Suicide is often an expression of sinful rebellion. We think of the proud wise man Ahithophel taking his own life once he saw that his plans were thwarted (2 Sam 17:23). But what a poor man does to himself in the depths of clinical depression does not fall into the same category. What a man does while the balance of his mind is upset is a matter for sympathy, not condemnation. For such things, of course, there is forgiveness. Our God is a God who feels for those in pain and who understands our weaknesses. Our God does not reject such a person. Rather we are pointed to God’s love.
5. Unbreakable love
In a time of tragedy, we recognized again the greatness of the gospel. Nothing can separate the Christian from the love of God.
Paul’s words in Romans 8:33-39 are of tremendous encouragement. He is asking a series of rhetorical questions. In verse 35, he seems to ask the question that all the others have been leading up to: “Who shall separate us from the love of Christ?”. He then begins to cast around for possible contenders: “Shall trouble or hardship or persecution or famine or nakedness or sword?”. God’s people may suffer many miseries, but can any of them separate Christ’s people from his love? Paul answers with a resounding No! “No, in all these things we are more than conquerors through him who loved us” (Rom 8:37).
Where is Derek? He is in heaven. He is with the Lord as are all forgiven sinners who have taken refuge in Christ.

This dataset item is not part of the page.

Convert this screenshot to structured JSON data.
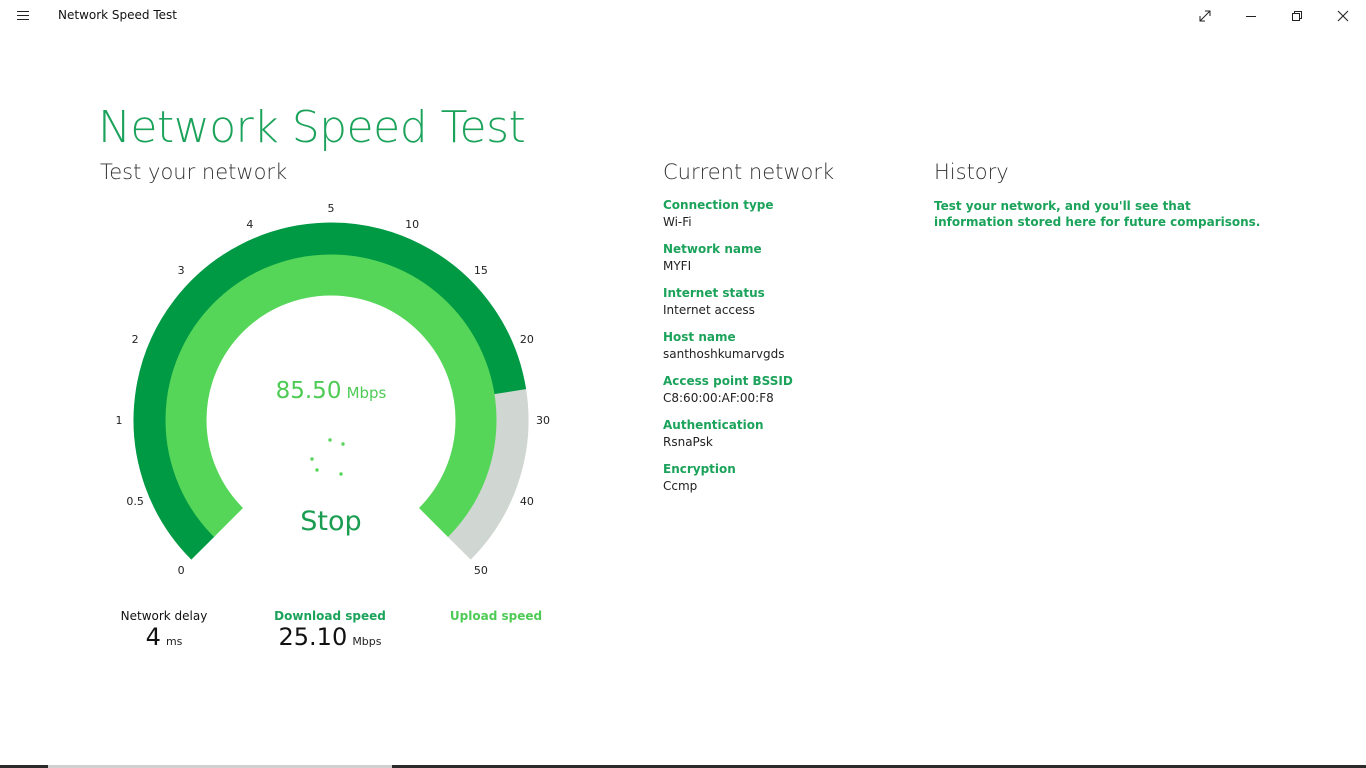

The passage in Romans 8 underlines for us the very point of the gospel. Someone may ask, “If things like this can happen to a Christian, then what is the point of being a Christian?”. For this very reason: we must all die, whether in old age or tragic circumstances. Whether we have had an easy life or a difficult time here on earth, death will find us sometime. But the gospel of Christ gives eternal life to all who believe, whether optimists or pessimists, whether breezy or phlegmatic. It saves us from the consequences of all our sins (of whatever hue) and brings us into the love of God for all eternity. That’s the point of the gospel. That is why Jesus died and rose again.
Our confidence is not in our love for God, which is frail and fickle and faltering, but in his love for us. His is the love that will not let us go. Jesus said of his sheep, “I give them eternal life, and they shall never perish; no-one can snatch them out of my hand” (John 10:28).
Reprinted, slightly abridged, from Evangelicals Now, March 1996.